Las Vegas, Nev. – U.S. Senator Catherine Cortez Masto (D-Nev.) joined legislation led by Senator Tina Smith (D-Minn.) that would make dependents 17 and older count toward what a family gets in direct payments from the bipartisan coronavirus relief package signed into law last week.
Under the CARES Act, an economic stimulus payment of $1,200 per adult and $500 per child will go to most taxpayers with incomes below $75,000 for single taxpayers and $150,000 for married taxpayers. The payment is structured as a tax refund and administered by the Internal Revenue Service (IRS).
Under current law, no credit is allowed for dependents older than 16. This means there is no credit allowed for 17- and 18-year-olds, college students, and other dependent adults, such as a disabled parent cared for by the taxpayer—even though a taxpayer is providing the majority of the dependent’s financial support. Further, these dependents aren’t eligible to claim the credit for themselves on their own returns either. This situation is unfair to adult dependents and their parents and caretakers.

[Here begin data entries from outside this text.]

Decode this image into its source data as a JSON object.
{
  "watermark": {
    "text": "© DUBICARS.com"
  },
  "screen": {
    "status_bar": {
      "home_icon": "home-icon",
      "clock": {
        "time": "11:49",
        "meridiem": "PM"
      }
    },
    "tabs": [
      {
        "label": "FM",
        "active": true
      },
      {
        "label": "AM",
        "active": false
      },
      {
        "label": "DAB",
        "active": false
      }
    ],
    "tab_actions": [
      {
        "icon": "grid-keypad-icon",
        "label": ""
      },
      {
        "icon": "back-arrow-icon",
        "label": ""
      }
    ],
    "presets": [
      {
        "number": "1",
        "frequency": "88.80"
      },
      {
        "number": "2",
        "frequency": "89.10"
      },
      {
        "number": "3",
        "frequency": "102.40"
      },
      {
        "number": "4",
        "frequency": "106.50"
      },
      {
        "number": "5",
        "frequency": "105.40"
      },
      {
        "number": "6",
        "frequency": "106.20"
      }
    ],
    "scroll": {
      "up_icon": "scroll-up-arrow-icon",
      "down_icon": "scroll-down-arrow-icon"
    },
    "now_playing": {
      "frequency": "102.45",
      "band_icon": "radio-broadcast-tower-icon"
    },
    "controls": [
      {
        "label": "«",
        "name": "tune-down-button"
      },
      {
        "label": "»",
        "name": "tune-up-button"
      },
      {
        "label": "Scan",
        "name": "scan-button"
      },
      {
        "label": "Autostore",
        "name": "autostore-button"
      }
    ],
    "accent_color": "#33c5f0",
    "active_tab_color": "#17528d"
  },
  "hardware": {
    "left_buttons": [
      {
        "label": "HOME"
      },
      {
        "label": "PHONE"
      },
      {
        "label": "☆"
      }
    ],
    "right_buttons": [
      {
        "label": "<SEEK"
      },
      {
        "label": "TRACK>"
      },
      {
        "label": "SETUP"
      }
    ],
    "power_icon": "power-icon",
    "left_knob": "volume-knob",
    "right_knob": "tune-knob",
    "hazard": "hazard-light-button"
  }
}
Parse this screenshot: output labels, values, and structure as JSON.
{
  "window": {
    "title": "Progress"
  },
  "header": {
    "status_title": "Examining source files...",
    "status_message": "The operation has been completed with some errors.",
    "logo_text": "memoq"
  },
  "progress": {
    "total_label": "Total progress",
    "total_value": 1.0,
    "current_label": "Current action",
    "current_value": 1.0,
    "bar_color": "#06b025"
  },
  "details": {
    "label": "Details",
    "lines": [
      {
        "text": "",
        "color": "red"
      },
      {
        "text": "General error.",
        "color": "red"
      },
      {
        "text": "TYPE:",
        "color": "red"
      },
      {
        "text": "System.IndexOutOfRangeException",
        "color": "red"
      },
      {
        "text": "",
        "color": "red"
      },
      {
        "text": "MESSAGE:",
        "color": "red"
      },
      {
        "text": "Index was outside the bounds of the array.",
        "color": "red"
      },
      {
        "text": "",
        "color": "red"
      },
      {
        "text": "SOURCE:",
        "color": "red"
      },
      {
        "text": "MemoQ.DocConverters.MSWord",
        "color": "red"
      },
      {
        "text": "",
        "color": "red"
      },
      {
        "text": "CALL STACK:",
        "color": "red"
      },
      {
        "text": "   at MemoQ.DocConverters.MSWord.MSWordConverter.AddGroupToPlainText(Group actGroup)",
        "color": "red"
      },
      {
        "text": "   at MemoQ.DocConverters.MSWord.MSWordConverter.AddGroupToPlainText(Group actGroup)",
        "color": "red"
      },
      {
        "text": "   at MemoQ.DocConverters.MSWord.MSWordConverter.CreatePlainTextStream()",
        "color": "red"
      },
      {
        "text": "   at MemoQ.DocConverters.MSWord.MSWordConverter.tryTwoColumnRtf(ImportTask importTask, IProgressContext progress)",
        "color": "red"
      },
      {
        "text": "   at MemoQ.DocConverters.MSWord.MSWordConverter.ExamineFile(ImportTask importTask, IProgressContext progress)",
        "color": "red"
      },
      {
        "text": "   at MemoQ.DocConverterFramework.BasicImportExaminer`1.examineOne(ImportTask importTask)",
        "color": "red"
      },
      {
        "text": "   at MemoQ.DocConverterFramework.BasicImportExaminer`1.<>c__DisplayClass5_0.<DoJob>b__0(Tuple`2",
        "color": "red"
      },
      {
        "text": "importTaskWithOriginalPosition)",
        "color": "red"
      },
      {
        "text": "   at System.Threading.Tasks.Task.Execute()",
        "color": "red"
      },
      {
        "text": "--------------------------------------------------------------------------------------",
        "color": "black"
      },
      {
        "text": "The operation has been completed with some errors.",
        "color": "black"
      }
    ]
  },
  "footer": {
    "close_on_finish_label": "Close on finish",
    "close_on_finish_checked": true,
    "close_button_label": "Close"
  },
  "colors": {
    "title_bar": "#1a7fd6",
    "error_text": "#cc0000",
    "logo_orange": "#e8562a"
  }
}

“There are many families across Nevada with older dependent children – many of whom are college students or young adults with disabilities – and they deserve the same economic stimulus payments that families with younger children are set to receive from the CARES Act,” said Senator Cortez Masto. “I’ll keep fighting to ensure Congress is doing everything it can to support Nevada families who are trying to weather this health and economic crisis.”
The All Dependents Count Act would expand eligibility for the $500 credit so that a taxpayer will receive a $500 credit for all dependents they care for—not just children age 16 and under. The legislation would do this by expanding the definition of a dependent for the Recovery Rebates for Individual sections of the CARES Act to include more than under-16 children dependents. A House companion measure, the All Dependent Children Count Act, has been introduced by Representative Angie Craig (D-MN 2).